» AIM OF THE TASK
Copy out every record below exactly as written, but leave out any pictures.

» PROVIDED DATA
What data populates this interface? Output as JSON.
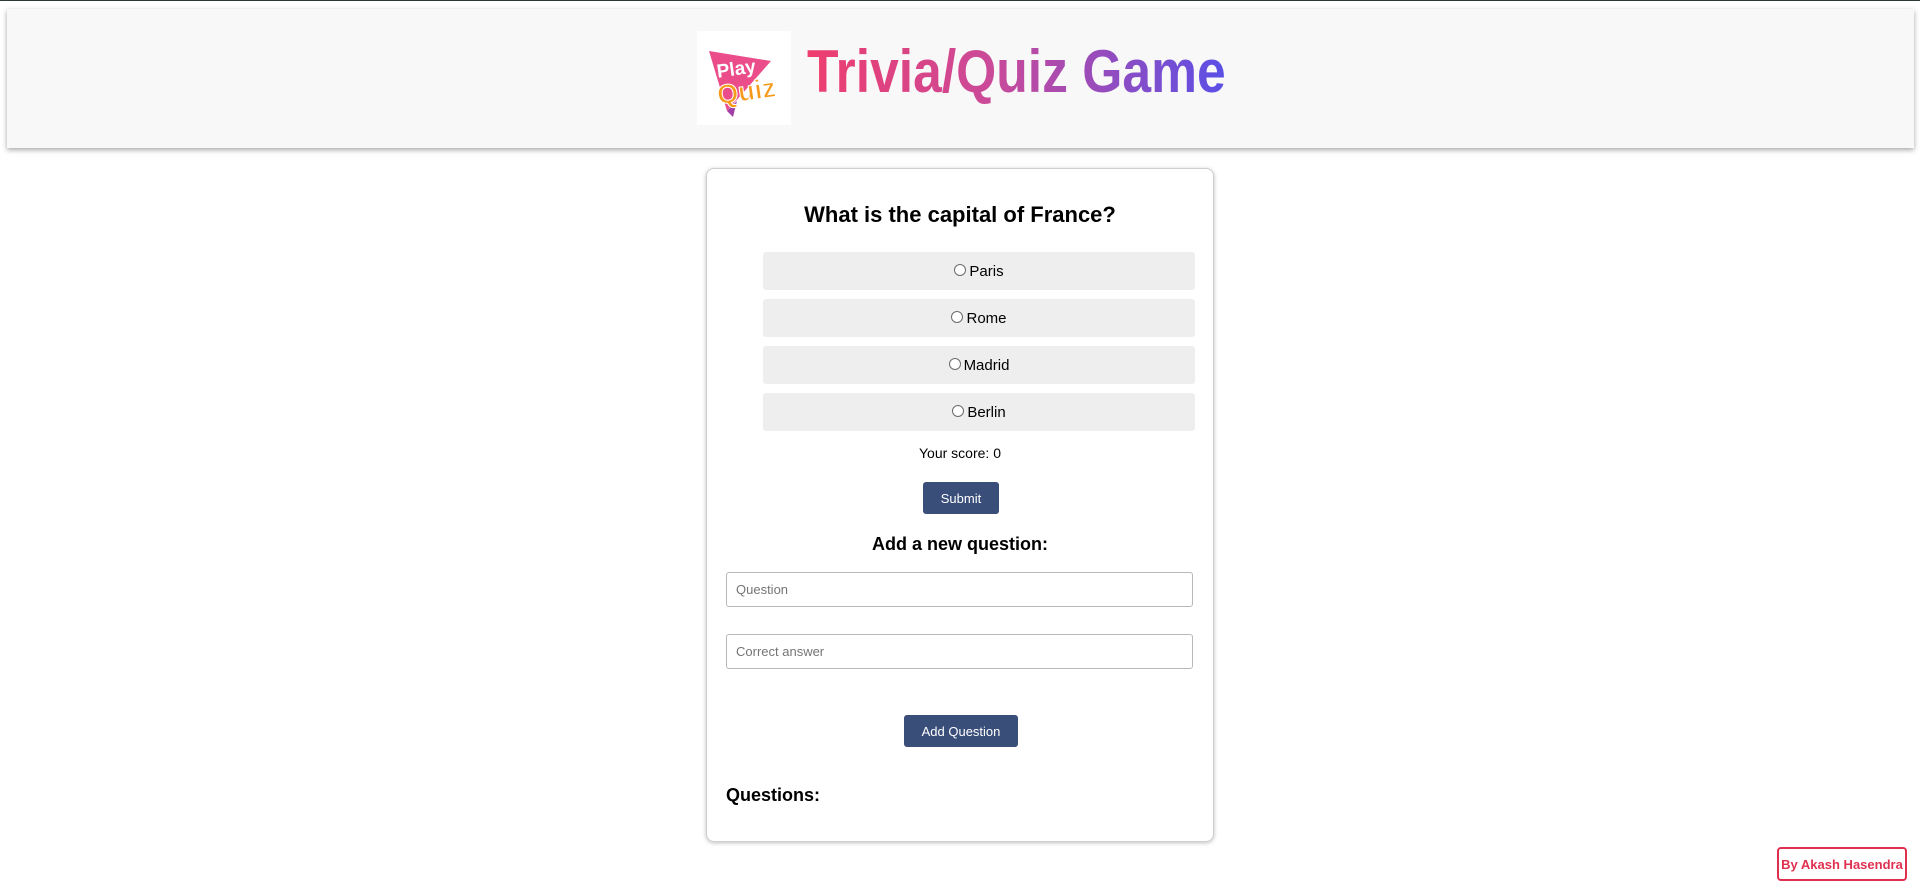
{
  "header": {
    "logo": {
      "line1": "Play",
      "line2": "Quiz"
    },
    "title": "Trivia/Quiz Game"
  },
  "quiz": {
    "question": "What is the capital of France?",
    "options": [
      "Paris",
      "Rome",
      "Madrid",
      "Berlin"
    ],
    "score_text": "Your score: 0",
    "submit_label": "Submit"
  },
  "add_form": {
    "title": "Add a new question:",
    "question_placeholder": "Question",
    "answer_placeholder": "Correct answer",
    "button_label": "Add Question"
  },
  "questions_list": {
    "title": "Questions:"
  },
  "footer": {
    "author": "By Akash Hasendra"
  },
  "colors": {
    "button": "#3a4e7a",
    "title_gradient_start": "#ee3d6e",
    "title_gradient_end": "#5a4fe6",
    "author_accent": "#e0304f",
    "option_bg": "#eeeeee"
  }
}
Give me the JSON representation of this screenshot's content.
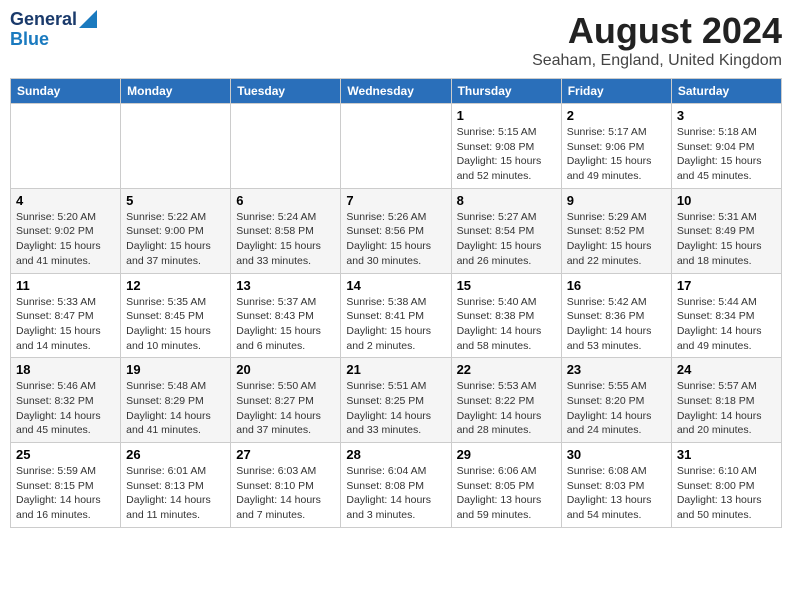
{
  "header": {
    "logo_line1": "General",
    "logo_line2": "Blue",
    "title": "August 2024",
    "subtitle": "Seaham, England, United Kingdom"
  },
  "days_of_week": [
    "Sunday",
    "Monday",
    "Tuesday",
    "Wednesday",
    "Thursday",
    "Friday",
    "Saturday"
  ],
  "weeks": [
    [
      {
        "day": "",
        "info": ""
      },
      {
        "day": "",
        "info": ""
      },
      {
        "day": "",
        "info": ""
      },
      {
        "day": "",
        "info": ""
      },
      {
        "day": "1",
        "info": "Sunrise: 5:15 AM\nSunset: 9:08 PM\nDaylight: 15 hours\nand 52 minutes."
      },
      {
        "day": "2",
        "info": "Sunrise: 5:17 AM\nSunset: 9:06 PM\nDaylight: 15 hours\nand 49 minutes."
      },
      {
        "day": "3",
        "info": "Sunrise: 5:18 AM\nSunset: 9:04 PM\nDaylight: 15 hours\nand 45 minutes."
      }
    ],
    [
      {
        "day": "4",
        "info": "Sunrise: 5:20 AM\nSunset: 9:02 PM\nDaylight: 15 hours\nand 41 minutes."
      },
      {
        "day": "5",
        "info": "Sunrise: 5:22 AM\nSunset: 9:00 PM\nDaylight: 15 hours\nand 37 minutes."
      },
      {
        "day": "6",
        "info": "Sunrise: 5:24 AM\nSunset: 8:58 PM\nDaylight: 15 hours\nand 33 minutes."
      },
      {
        "day": "7",
        "info": "Sunrise: 5:26 AM\nSunset: 8:56 PM\nDaylight: 15 hours\nand 30 minutes."
      },
      {
        "day": "8",
        "info": "Sunrise: 5:27 AM\nSunset: 8:54 PM\nDaylight: 15 hours\nand 26 minutes."
      },
      {
        "day": "9",
        "info": "Sunrise: 5:29 AM\nSunset: 8:52 PM\nDaylight: 15 hours\nand 22 minutes."
      },
      {
        "day": "10",
        "info": "Sunrise: 5:31 AM\nSunset: 8:49 PM\nDaylight: 15 hours\nand 18 minutes."
      }
    ],
    [
      {
        "day": "11",
        "info": "Sunrise: 5:33 AM\nSunset: 8:47 PM\nDaylight: 15 hours\nand 14 minutes."
      },
      {
        "day": "12",
        "info": "Sunrise: 5:35 AM\nSunset: 8:45 PM\nDaylight: 15 hours\nand 10 minutes."
      },
      {
        "day": "13",
        "info": "Sunrise: 5:37 AM\nSunset: 8:43 PM\nDaylight: 15 hours\nand 6 minutes."
      },
      {
        "day": "14",
        "info": "Sunrise: 5:38 AM\nSunset: 8:41 PM\nDaylight: 15 hours\nand 2 minutes."
      },
      {
        "day": "15",
        "info": "Sunrise: 5:40 AM\nSunset: 8:38 PM\nDaylight: 14 hours\nand 58 minutes."
      },
      {
        "day": "16",
        "info": "Sunrise: 5:42 AM\nSunset: 8:36 PM\nDaylight: 14 hours\nand 53 minutes."
      },
      {
        "day": "17",
        "info": "Sunrise: 5:44 AM\nSunset: 8:34 PM\nDaylight: 14 hours\nand 49 minutes."
      }
    ],
    [
      {
        "day": "18",
        "info": "Sunrise: 5:46 AM\nSunset: 8:32 PM\nDaylight: 14 hours\nand 45 minutes."
      },
      {
        "day": "19",
        "info": "Sunrise: 5:48 AM\nSunset: 8:29 PM\nDaylight: 14 hours\nand 41 minutes."
      },
      {
        "day": "20",
        "info": "Sunrise: 5:50 AM\nSunset: 8:27 PM\nDaylight: 14 hours\nand 37 minutes."
      },
      {
        "day": "21",
        "info": "Sunrise: 5:51 AM\nSunset: 8:25 PM\nDaylight: 14 hours\nand 33 minutes."
      },
      {
        "day": "22",
        "info": "Sunrise: 5:53 AM\nSunset: 8:22 PM\nDaylight: 14 hours\nand 28 minutes."
      },
      {
        "day": "23",
        "info": "Sunrise: 5:55 AM\nSunset: 8:20 PM\nDaylight: 14 hours\nand 24 minutes."
      },
      {
        "day": "24",
        "info": "Sunrise: 5:57 AM\nSunset: 8:18 PM\nDaylight: 14 hours\nand 20 minutes."
      }
    ],
    [
      {
        "day": "25",
        "info": "Sunrise: 5:59 AM\nSunset: 8:15 PM\nDaylight: 14 hours\nand 16 minutes."
      },
      {
        "day": "26",
        "info": "Sunrise: 6:01 AM\nSunset: 8:13 PM\nDaylight: 14 hours\nand 11 minutes."
      },
      {
        "day": "27",
        "info": "Sunrise: 6:03 AM\nSunset: 8:10 PM\nDaylight: 14 hours\nand 7 minutes."
      },
      {
        "day": "28",
        "info": "Sunrise: 6:04 AM\nSunset: 8:08 PM\nDaylight: 14 hours\nand 3 minutes."
      },
      {
        "day": "29",
        "info": "Sunrise: 6:06 AM\nSunset: 8:05 PM\nDaylight: 13 hours\nand 59 minutes."
      },
      {
        "day": "30",
        "info": "Sunrise: 6:08 AM\nSunset: 8:03 PM\nDaylight: 13 hours\nand 54 minutes."
      },
      {
        "day": "31",
        "info": "Sunrise: 6:10 AM\nSunset: 8:00 PM\nDaylight: 13 hours\nand 50 minutes."
      }
    ]
  ]
}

» WRITTEN REPLY
What data populates this interface? Output as JSON.
{
  "header": {
    "logo": {
      "line1": "Play",
      "line2": "Quiz"
    },
    "title": "Trivia/Quiz Game"
  },
  "quiz": {
    "question": "What is the capital of France?",
    "options": [
      "Paris",
      "Rome",
      "Madrid",
      "Berlin"
    ],
    "score_text": "Your score: 0",
    "submit_label": "Submit"
  },
  "add_form": {
    "title": "Add a new question:",
    "question_placeholder": "Question",
    "answer_placeholder": "Correct answer",
    "button_label": "Add Question"
  },
  "questions_list": {
    "title": "Questions:"
  },
  "footer": {
    "author": "By Akash Hasendra"
  },
  "colors": {
    "button": "#3a4e7a",
    "title_gradient_start": "#ee3d6e",
    "title_gradient_end": "#5a4fe6",
    "author_accent": "#e0304f",
    "option_bg": "#eeeeee"
  }
}
Give me the JSON representation of this screenshot's content.
{
  "header": {
    "logo_line1": "General",
    "logo_line2": "Blue",
    "title": "August 2024",
    "subtitle": "Seaham, England, United Kingdom"
  },
  "days_of_week": [
    "Sunday",
    "Monday",
    "Tuesday",
    "Wednesday",
    "Thursday",
    "Friday",
    "Saturday"
  ],
  "weeks": [
    [
      {
        "day": "",
        "info": ""
      },
      {
        "day": "",
        "info": ""
      },
      {
        "day": "",
        "info": ""
      },
      {
        "day": "",
        "info": ""
      },
      {
        "day": "1",
        "info": "Sunrise: 5:15 AM\nSunset: 9:08 PM\nDaylight: 15 hours\nand 52 minutes."
      },
      {
        "day": "2",
        "info": "Sunrise: 5:17 AM\nSunset: 9:06 PM\nDaylight: 15 hours\nand 49 minutes."
      },
      {
        "day": "3",
        "info": "Sunrise: 5:18 AM\nSunset: 9:04 PM\nDaylight: 15 hours\nand 45 minutes."
      }
    ],
    [
      {
        "day": "4",
        "info": "Sunrise: 5:20 AM\nSunset: 9:02 PM\nDaylight: 15 hours\nand 41 minutes."
      },
      {
        "day": "5",
        "info": "Sunrise: 5:22 AM\nSunset: 9:00 PM\nDaylight: 15 hours\nand 37 minutes."
      },
      {
        "day": "6",
        "info": "Sunrise: 5:24 AM\nSunset: 8:58 PM\nDaylight: 15 hours\nand 33 minutes."
      },
      {
        "day": "7",
        "info": "Sunrise: 5:26 AM\nSunset: 8:56 PM\nDaylight: 15 hours\nand 30 minutes."
      },
      {
        "day": "8",
        "info": "Sunrise: 5:27 AM\nSunset: 8:54 PM\nDaylight: 15 hours\nand 26 minutes."
      },
      {
        "day": "9",
        "info": "Sunrise: 5:29 AM\nSunset: 8:52 PM\nDaylight: 15 hours\nand 22 minutes."
      },
      {
        "day": "10",
        "info": "Sunrise: 5:31 AM\nSunset: 8:49 PM\nDaylight: 15 hours\nand 18 minutes."
      }
    ],
    [
      {
        "day": "11",
        "info": "Sunrise: 5:33 AM\nSunset: 8:47 PM\nDaylight: 15 hours\nand 14 minutes."
      },
      {
        "day": "12",
        "info": "Sunrise: 5:35 AM\nSunset: 8:45 PM\nDaylight: 15 hours\nand 10 minutes."
      },
      {
        "day": "13",
        "info": "Sunrise: 5:37 AM\nSunset: 8:43 PM\nDaylight: 15 hours\nand 6 minutes."
      },
      {
        "day": "14",
        "info": "Sunrise: 5:38 AM\nSunset: 8:41 PM\nDaylight: 15 hours\nand 2 minutes."
      },
      {
        "day": "15",
        "info": "Sunrise: 5:40 AM\nSunset: 8:38 PM\nDaylight: 14 hours\nand 58 minutes."
      },
      {
        "day": "16",
        "info": "Sunrise: 5:42 AM\nSunset: 8:36 PM\nDaylight: 14 hours\nand 53 minutes."
      },
      {
        "day": "17",
        "info": "Sunrise: 5:44 AM\nSunset: 8:34 PM\nDaylight: 14 hours\nand 49 minutes."
      }
    ],
    [
      {
        "day": "18",
        "info": "Sunrise: 5:46 AM\nSunset: 8:32 PM\nDaylight: 14 hours\nand 45 minutes."
      },
      {
        "day": "19",
        "info": "Sunrise: 5:48 AM\nSunset: 8:29 PM\nDaylight: 14 hours\nand 41 minutes."
      },
      {
        "day": "20",
        "info": "Sunrise: 5:50 AM\nSunset: 8:27 PM\nDaylight: 14 hours\nand 37 minutes."
      },
      {
        "day": "21",
        "info": "Sunrise: 5:51 AM\nSunset: 8:25 PM\nDaylight: 14 hours\nand 33 minutes."
      },
      {
        "day": "22",
        "info": "Sunrise: 5:53 AM\nSunset: 8:22 PM\nDaylight: 14 hours\nand 28 minutes."
      },
      {
        "day": "23",
        "info": "Sunrise: 5:55 AM\nSunset: 8:20 PM\nDaylight: 14 hours\nand 24 minutes."
      },
      {
        "day": "24",
        "info": "Sunrise: 5:57 AM\nSunset: 8:18 PM\nDaylight: 14 hours\nand 20 minutes."
      }
    ],
    [
      {
        "day": "25",
        "info": "Sunrise: 5:59 AM\nSunset: 8:15 PM\nDaylight: 14 hours\nand 16 minutes."
      },
      {
        "day": "26",
        "info": "Sunrise: 6:01 AM\nSunset: 8:13 PM\nDaylight: 14 hours\nand 11 minutes."
      },
      {
        "day": "27",
        "info": "Sunrise: 6:03 AM\nSunset: 8:10 PM\nDaylight: 14 hours\nand 7 minutes."
      },
      {
        "day": "28",
        "info": "Sunrise: 6:04 AM\nSunset: 8:08 PM\nDaylight: 14 hours\nand 3 minutes."
      },
      {
        "day": "29",
        "info": "Sunrise: 6:06 AM\nSunset: 8:05 PM\nDaylight: 13 hours\nand 59 minutes."
      },
      {
        "day": "30",
        "info": "Sunrise: 6:08 AM\nSunset: 8:03 PM\nDaylight: 13 hours\nand 54 minutes."
      },
      {
        "day": "31",
        "info": "Sunrise: 6:10 AM\nSunset: 8:00 PM\nDaylight: 13 hours\nand 50 minutes."
      }
    ]
  ]
}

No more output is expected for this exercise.